Any writer with internet access, or a library card, knows that there is a wealth of advice out there. Hundreds of people, experts or not, have something to say on the topic of writing. It’s easy to become obsessed with ‘doing it right’.
Writing the first draft can go one of two ways: you either spend very little time worrying about quality and focus on finishing, or you fixate on the million and one things you should apparently be doing in order to be a ‘great writer’. Some of us are fortunate enough to have found a way to do things that works for them.
But I want to strip it all back to basics. Because, in the end, the real judges are our readers. They are the ones that decide whether you are worthy of 5-stars. So shouldn’t we be focussing on giving them what they want?
Essentially, things like plotting out a character arc and ensuring there’s conflict in every scene is giving readers what they want. The problem with trying to apply these to our writing is that we begin to forget why we’re doing it. It quickly becomes something we feel we have to do because we were told to, not because it matters.
If we all take a moment to remember that the techniques we’re trying to apply are part of a much bigger picture, our writing experience will improve considerably. So try this:
Start thinking like a reader, not a writer.
As a reader, what do you want? What are you looking for in a book? What does it take for a novel to become one of your favourites?
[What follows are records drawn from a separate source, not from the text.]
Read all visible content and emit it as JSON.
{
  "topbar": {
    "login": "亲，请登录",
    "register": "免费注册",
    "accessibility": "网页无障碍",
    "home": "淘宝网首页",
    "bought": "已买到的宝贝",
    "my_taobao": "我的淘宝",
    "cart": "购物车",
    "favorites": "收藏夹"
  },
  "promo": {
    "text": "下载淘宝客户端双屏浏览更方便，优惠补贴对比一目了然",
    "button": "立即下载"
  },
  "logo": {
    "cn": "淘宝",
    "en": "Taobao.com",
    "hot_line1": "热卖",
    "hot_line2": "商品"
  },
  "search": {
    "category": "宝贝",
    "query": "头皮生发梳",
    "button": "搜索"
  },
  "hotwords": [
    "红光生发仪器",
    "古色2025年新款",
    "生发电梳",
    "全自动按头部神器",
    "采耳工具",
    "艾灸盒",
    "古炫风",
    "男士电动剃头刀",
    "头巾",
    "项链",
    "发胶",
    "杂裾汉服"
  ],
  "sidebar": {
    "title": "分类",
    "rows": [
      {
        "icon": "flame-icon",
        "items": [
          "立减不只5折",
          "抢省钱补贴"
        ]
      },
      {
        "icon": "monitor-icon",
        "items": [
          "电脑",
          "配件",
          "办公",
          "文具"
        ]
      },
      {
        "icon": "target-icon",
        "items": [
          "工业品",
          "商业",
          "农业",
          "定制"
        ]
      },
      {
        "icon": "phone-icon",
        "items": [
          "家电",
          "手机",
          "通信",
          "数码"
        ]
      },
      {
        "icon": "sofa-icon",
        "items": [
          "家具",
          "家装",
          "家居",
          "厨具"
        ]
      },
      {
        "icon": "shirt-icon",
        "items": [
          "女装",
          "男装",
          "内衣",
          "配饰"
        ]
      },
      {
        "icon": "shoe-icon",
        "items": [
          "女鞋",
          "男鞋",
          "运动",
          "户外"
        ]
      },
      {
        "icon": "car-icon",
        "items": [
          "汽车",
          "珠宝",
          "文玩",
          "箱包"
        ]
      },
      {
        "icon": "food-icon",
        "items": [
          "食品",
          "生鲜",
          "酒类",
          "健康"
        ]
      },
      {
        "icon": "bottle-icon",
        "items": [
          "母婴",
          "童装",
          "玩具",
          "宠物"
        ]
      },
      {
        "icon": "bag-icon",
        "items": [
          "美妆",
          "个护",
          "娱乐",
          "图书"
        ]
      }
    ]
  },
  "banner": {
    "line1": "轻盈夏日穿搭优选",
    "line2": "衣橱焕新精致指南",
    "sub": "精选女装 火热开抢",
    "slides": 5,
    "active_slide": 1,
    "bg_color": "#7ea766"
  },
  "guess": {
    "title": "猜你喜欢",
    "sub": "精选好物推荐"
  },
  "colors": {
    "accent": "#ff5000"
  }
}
Ask yourself these questions. The usual answers are things like:
I want interesting, empathetic characters. Interesting doesn’t mean perfect, it means flawed, quirky, different. Those flaws take your character on a journey: a character arc that touches down at the other end and fills the reader with pride.
I want a plot with a memorable conclusion. Memorable doesn’t have to be in your face, it could be the most obvious or obscure explanation for a series of events. Lead readers away from it throughout the novel by exploring other, completely plausible, options.
I want a story that changes my perspective of something. The change doesn’t have to be extreme. Simply introducing a ‘what-if’ is enough to make a reader question their impression of the world.
Now write down what you find interesting in a person, situations that would make you cringe, an ending you’d contemplate for hours, something someone once said that changed your perspective. Incorporate all those things into your own writing and you’ll notice that it’s easier to create conflict, push your characters and deliver a kick-ass plot.
Sometimes it’s easier to focus on an audience of one – yourself, your mum, your best friend – and write something for them. The odds are that there are plenty of others out there that would like what you’ve written just as much, if not more.
Do you think like a reader or a writer?